### Prompt
In the data below, find every line that has the string "bold", and copy it.

### Provided entries
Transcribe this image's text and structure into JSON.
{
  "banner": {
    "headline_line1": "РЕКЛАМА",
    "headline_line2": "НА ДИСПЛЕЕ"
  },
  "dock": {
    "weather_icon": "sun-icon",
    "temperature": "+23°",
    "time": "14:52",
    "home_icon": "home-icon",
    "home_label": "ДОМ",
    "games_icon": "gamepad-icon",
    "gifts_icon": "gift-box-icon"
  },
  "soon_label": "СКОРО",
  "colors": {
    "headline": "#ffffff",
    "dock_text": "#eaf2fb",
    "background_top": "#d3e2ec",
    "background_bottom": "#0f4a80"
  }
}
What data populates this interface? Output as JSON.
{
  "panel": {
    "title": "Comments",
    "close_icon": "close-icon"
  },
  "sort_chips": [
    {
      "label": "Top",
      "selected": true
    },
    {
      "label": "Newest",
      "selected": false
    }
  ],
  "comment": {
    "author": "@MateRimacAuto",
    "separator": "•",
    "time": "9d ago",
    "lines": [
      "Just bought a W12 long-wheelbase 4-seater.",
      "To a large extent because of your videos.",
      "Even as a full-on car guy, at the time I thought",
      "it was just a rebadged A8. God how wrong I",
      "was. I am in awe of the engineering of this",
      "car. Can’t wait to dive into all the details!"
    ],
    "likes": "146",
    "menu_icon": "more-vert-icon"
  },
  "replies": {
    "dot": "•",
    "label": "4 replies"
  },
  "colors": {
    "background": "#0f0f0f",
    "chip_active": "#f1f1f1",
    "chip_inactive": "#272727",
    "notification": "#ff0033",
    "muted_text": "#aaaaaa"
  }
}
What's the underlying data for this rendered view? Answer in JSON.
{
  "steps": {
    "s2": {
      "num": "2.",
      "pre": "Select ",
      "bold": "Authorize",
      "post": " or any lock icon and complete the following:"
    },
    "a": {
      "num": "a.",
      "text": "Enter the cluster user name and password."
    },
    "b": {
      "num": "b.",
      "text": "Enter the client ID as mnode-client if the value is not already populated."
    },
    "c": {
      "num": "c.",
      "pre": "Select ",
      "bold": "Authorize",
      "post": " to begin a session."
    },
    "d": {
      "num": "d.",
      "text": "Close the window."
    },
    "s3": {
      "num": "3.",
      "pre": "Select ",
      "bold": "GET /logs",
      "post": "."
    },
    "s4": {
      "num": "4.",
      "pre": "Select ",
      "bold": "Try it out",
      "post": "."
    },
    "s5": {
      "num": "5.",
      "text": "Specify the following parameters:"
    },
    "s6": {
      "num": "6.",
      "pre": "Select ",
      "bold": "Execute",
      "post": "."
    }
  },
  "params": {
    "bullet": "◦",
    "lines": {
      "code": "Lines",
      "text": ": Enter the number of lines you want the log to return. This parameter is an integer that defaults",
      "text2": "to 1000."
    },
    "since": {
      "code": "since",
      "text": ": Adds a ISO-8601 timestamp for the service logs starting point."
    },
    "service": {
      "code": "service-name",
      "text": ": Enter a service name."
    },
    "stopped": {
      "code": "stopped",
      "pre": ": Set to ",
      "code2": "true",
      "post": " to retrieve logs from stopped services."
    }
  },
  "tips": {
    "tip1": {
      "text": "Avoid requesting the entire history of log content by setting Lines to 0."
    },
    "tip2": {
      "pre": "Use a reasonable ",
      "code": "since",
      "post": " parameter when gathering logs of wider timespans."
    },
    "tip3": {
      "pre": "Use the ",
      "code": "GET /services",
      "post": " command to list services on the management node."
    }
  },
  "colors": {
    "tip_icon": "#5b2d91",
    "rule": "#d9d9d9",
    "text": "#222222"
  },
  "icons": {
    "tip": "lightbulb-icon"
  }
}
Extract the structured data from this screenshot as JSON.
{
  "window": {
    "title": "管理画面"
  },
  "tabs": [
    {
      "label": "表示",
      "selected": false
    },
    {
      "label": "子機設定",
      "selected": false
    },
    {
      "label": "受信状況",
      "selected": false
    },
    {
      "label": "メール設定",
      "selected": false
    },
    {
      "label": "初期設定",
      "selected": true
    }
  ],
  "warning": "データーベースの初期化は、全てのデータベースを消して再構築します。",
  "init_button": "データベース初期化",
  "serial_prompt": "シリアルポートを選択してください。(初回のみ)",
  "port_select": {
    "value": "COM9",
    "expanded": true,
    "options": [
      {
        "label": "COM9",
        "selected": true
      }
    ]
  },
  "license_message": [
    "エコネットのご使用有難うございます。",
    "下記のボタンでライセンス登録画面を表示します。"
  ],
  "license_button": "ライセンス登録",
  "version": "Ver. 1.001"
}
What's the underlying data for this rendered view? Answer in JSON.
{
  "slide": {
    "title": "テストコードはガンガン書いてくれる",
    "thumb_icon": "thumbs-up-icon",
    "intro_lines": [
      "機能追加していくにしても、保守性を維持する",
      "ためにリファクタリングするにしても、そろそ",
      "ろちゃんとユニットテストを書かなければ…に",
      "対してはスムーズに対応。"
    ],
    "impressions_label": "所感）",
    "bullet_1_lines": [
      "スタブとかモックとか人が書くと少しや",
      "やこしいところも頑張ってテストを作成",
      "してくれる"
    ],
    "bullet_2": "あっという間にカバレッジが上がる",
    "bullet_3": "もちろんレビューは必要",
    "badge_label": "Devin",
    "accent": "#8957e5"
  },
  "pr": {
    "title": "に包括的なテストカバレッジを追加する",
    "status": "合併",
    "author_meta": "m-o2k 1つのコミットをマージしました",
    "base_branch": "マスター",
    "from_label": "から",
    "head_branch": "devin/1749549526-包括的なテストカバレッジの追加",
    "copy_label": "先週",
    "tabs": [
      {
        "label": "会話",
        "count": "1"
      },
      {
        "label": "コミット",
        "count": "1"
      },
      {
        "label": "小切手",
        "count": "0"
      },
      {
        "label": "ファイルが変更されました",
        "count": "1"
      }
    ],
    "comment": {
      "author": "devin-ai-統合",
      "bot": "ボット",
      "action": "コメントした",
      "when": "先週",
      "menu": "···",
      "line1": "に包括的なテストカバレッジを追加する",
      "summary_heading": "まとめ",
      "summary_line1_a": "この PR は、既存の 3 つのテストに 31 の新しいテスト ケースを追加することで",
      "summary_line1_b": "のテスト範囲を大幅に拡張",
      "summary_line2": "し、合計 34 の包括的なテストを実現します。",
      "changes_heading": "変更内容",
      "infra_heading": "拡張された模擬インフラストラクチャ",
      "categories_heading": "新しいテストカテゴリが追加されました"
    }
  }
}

### Solution for this problem
      "bold": "Authorize",
      "bold": "Authorize",
      "bold": "GET /logs",
      "bold": "Try it out",
      "bold": "Execute",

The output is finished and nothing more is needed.